"Bridging the Conceptual Divide Between Theoretical and Applied Environmental Chemistry" Funding by NSF's "DUE TUES". PIs on the project are Anne Jefferson, Liz Griffith, Joe Ortiz, and David Dees.
We will be developing curriculum that uses water isotope data for several upper level Earth Science classes. We will be developing curriculum that enables students to run the Picarro Water Isotope Analyzer (in Anne Jefferson's lab) and analyze their own data in an effort to improve student understanding of course material. We will also be exploring ways to transfer our curricular activities to institutions that do not have isotope analytical capabilities.
For more information see http://all-geo.org/jefferson/research/.
NSF - Schweitzer and Feldmann
"Diversity in Fossil Decapod Crustacea Based Upon a Unique Species-Level Database" Researchers from Kent State University's Department of Geology have been awarded a grant from the National Science Foundation (NSF) to study diversity, evolution and extinction in crabs, lobsters, and shrimps. The grant will fund the study of this economically important, diverse group of animals whose geologic history extends back 400 million years.
Kent State Geology Professor Carrie Schweitzer is the principal investigator on the project. She and co-principal investigator Rodney Feldmann, Professor Emeritus of Geology at Kent State, have worked together for 16 years, examining the evolutionary history of the Decapoda - crabs, lobsters, and shrimps. This study will provide the most comprehensive analysis of macroevolution of these crustaceans yet conducted, according to Schweitzer and Feldmann.
The pair plan to examine questions such as when these creatures first evolved, how have they diversified through time, how extinction events affected their diversity, and how has that impacted on their evolution. "Looking at what happened to them in the past can help us to interpret what is happening now and what might happen in the future," Schweitzer said. "For example, it seems like lobsters were more diverse at different times in the past than they are now. Crabs predominate now, and we want to know why that is."
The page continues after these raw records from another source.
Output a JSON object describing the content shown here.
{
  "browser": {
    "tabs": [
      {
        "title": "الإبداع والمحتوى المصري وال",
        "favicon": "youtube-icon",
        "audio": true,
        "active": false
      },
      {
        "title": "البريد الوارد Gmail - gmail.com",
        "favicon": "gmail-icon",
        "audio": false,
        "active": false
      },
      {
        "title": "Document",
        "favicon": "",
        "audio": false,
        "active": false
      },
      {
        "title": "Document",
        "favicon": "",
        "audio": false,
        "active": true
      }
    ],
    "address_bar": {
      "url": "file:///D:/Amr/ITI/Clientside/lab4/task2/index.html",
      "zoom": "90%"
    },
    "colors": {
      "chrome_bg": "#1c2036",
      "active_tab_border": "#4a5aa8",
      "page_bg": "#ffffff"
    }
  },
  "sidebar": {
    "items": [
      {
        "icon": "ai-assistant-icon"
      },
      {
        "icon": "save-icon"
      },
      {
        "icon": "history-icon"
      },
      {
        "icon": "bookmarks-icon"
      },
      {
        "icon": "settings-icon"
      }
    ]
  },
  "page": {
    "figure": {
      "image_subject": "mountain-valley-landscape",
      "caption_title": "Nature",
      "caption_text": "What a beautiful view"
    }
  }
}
The effect of climate, sea level, the abundance of coral reef, and the interactions between crabs, lobsters, and other animals are some of the issues the two plan to analyze. "The majority of the grant money will go to paying Kent State undergraduate students to work with us on the project, inputting and analyzing data," Schweitzer explained. "It also will fund some research work in Europe to look at museum collections to gather data about the presence and absence of these animals at different periods of time."
The study has significance beyond classrooms and museums. "Many of these are food animals, and we eat them as kind of luxuries," Schweitzer said. "But that's not true in other parts of the world, where they are main sources of food."
Photo Caption: Kent State University researchers have received a National Science Foundation grant to study diversity, evolution and extinction in crabs, lobsters and shrimps. Pictured is a 175 million year-old lobster from Arctic Canada. The animal has molted and shows all of the external skeleton as well as the internal skeleton.
For more information see https://sites.google.com/a/kent.edu/ksudecapoda/.
Applications being accepted beginning in early Spring 2013 for STEM research experiences for undergraduates for the academic year 2013/14. For more scholarship opportunities, search Pathways to Science for opportunities to do research at the undergraduate level, here and abroad. The Institute for Broadening Participation in the STEM sciences offers free online search tools to encourage minority participation in STEM sciences.